We solicit abstracts with 200-350 words, submitted through the workshop’s EasyChair page at https://easychair.org/conferences/?conf=perspectives2023.
The workshop organizers will select abstracts based on quality, clarity, relevance, and their potential to spark interesting discussions during the workshop. Authors of accepted abstracts will be invited to present their work during the workshop.
09:00-09:20 Welcome & Introduction
09:20-10:10 Keynote & Q&A: Noam Koenigstein
10:10-10:30 Topic pitch (5 min pitch, 5 min questions)
11:00-12:15 Group discussions on site (breakout rooms on Zoom)
12:10-12:30 Wrap up
Times are in Singapore Standard Time (SGT) (Singapore, local time).
Abstract In this talk, I will introduce the Learning to eXplain Recommendations (LXR) framework, a model-agnostic, post-hoc framework to explain recommender systems. LXR can work with any differentiable recommender and learns to score the importance of users' personal data with respect to a recommended item. The framework’s objective employs a novel counterfactual loss function that aims to identify the user data that best explains the item’s recommendation. Additionally, in order to evaluate LXR, we propose several new evaluation metrics, inspired by saliency map evaluation in computer vision, for assessing explanations in recommender systems. Assessing explanations in artificial intelligence, especially those pertaining to recommender systems, is an emerging area of study that currently lacks universally accepted metrics or standardized test sets. Our evaluations are based on counterfactual test that attempt to gauge the impact of the provided “explanations” on the ultimate recommendations. LXR’s code is publicly available at https://github.com/ExplainingRecommendations/LXR.
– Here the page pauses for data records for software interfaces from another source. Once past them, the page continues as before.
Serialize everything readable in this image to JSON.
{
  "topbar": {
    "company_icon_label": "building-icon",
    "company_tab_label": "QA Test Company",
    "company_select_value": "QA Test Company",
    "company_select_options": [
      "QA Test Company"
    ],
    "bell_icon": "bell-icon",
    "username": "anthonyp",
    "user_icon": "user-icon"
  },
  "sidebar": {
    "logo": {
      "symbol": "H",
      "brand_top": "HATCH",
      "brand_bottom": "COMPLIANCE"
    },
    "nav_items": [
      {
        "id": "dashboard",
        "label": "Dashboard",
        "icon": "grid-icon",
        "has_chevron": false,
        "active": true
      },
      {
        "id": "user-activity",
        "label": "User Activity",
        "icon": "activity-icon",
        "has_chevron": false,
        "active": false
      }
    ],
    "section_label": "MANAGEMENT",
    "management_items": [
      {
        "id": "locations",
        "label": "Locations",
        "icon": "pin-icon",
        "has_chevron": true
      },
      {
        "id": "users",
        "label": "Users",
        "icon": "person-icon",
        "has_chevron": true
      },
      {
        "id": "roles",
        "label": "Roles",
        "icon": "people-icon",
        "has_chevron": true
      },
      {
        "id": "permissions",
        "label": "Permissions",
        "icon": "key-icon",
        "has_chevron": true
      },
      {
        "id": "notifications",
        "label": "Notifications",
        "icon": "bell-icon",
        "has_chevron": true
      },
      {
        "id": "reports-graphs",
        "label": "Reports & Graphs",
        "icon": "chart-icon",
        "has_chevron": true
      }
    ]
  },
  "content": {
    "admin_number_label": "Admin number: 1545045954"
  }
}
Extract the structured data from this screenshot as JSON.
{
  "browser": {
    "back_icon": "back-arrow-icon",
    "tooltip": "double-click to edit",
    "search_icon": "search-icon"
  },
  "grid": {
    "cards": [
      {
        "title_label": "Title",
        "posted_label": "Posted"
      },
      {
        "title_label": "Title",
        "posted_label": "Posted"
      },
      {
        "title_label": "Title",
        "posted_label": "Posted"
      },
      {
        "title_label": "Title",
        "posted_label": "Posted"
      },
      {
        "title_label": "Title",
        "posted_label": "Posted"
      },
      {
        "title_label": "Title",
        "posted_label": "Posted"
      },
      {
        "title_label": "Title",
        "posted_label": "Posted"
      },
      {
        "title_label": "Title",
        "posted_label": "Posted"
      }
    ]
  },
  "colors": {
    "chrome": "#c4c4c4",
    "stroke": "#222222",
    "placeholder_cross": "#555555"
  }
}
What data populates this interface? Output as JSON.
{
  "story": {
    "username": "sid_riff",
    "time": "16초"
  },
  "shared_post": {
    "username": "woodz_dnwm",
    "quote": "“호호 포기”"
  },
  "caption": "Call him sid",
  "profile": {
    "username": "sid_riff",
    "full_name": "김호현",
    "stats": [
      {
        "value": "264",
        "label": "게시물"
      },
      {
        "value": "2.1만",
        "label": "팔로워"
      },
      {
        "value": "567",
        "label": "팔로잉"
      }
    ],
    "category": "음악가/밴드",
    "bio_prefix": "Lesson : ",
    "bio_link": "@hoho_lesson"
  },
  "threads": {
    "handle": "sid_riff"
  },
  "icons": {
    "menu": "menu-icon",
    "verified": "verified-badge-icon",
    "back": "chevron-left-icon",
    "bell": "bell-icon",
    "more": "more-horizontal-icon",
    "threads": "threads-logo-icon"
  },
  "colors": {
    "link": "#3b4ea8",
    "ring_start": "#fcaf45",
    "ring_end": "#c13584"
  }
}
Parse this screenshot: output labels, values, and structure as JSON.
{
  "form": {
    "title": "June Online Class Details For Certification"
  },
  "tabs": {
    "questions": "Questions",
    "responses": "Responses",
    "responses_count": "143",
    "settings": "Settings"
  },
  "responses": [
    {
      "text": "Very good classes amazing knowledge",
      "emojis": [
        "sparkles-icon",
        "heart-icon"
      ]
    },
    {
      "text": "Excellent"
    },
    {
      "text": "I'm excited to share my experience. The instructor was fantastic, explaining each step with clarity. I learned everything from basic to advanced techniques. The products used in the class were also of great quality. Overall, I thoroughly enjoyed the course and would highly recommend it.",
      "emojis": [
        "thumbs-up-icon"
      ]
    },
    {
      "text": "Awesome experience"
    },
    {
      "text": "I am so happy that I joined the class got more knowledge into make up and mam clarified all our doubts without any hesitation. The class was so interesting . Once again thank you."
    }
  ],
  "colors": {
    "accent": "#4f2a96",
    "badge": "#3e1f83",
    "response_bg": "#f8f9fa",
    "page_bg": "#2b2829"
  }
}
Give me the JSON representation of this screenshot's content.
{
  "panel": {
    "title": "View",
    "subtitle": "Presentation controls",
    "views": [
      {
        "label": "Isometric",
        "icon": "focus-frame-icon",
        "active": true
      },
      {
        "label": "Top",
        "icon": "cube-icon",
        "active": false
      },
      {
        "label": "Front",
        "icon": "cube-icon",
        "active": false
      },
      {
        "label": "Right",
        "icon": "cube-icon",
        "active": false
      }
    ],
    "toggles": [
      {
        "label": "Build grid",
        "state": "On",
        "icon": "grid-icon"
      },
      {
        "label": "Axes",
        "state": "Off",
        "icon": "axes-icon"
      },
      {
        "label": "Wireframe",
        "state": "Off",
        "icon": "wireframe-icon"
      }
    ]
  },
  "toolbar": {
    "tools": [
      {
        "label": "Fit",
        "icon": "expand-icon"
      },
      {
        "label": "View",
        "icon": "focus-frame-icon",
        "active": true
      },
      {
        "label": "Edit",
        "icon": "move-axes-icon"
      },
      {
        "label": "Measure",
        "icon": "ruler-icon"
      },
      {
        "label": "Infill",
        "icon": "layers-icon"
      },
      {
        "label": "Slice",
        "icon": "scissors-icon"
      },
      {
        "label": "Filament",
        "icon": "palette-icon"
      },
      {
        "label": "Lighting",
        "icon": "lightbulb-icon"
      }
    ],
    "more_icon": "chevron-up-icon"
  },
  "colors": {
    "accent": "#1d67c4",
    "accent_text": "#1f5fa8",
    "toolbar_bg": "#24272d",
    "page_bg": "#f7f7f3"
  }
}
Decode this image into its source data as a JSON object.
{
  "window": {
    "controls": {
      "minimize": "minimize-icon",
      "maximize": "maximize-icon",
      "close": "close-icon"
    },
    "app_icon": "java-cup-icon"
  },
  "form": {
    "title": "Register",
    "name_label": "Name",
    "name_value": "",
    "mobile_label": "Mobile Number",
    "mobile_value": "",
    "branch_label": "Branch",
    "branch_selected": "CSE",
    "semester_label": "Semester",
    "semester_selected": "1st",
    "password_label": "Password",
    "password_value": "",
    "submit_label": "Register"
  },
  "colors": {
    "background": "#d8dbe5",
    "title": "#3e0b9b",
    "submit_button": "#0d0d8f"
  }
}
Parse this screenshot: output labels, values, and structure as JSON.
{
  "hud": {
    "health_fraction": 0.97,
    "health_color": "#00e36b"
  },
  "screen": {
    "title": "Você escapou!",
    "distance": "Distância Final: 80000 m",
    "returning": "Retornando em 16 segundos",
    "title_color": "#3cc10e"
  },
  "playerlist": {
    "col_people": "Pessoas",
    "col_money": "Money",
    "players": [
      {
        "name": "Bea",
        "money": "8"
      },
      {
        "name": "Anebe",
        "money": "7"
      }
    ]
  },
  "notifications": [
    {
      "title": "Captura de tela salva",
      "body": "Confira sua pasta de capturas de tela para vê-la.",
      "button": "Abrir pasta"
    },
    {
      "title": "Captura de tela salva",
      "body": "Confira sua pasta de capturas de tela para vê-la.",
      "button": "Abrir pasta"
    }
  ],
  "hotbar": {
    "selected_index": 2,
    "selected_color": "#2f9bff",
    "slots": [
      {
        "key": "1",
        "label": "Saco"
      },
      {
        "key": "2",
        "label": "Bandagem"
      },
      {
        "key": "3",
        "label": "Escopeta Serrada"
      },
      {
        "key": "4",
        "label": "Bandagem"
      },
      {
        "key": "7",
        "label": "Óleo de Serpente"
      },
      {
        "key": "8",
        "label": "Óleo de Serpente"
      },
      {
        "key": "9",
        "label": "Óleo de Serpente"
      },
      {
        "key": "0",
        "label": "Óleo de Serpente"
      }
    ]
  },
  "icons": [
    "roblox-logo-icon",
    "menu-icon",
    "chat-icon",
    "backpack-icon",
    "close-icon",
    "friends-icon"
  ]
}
Dr. Noam Koenigstein earned his B.Sc. in Computer Science with honors from the Technion – Israel Institute of Technology in Haifa in 2007. He followed this with an M.Sc. in Electrical Engineering from Tel-Aviv University in 2009 and a Ph.D. from the same institution in 2013. Noam began his professional career at Microsoft in 2011, joining the Xbox Machine Learning research team where he was instrumental in developing the recommendation algorithm that now serves millions of users globally. He later led Microsoft Store’s recommendation research team.
In 2017, he transitioned to the financial sector, taking on the role of Senior Vice President and Head of Data Science at Citi Bank’s Israeli Innovation Lab. At Citi, he directed all data science initiatives at the Israeli research facility. The following year, Noam returned to academia, joining Tel Aviv University’s Industrial Engineering Department as an Assistant Professor (Senior Lecturer). He currently spearheads the DELTA Lab, focusing on the practical application of deep-learning technologies with a special emphasis on recommender systems. Under his guidance, students explore a wide range of machine learning applications across various real-world challenges.
All Teaser Videos on a single page.
Multiobjective Hyperparameter Optimization of Recommender Systems
Marta Moscati, Yashar Deldjoo, Giulio Davide Carparelli, Markus Schedl
Annotation Practices in Societally Impactful Machine Learning Applications: What are Popular Recommender Systems Models Actually Trained On?
Andra-Georgiana Sav, Andrew M. Demetriou, Cynthia C. S. Liem
Exploring Effect-Size-Based Meta-Analysis for Multi-Dataset Evaluation
Mete Sertkan, Sophia Althammer, Sebastian Hofstätter, Peter Knees, Julia Neidhardt
Unveiling Challenging Cases in Text-based Recommender Systems
Ghazaleh Haratinezhad Torbati, Anna Tigunova, Gerhard Weikum
The Effect of Random Seeds for Data Splitting on Recommendation Accuracy
Lukas Wegmeth, Tobias Vente, Lennart Purucker, Joeran Beel
A Common Misassumption in Online Experiments with Machine Learning Models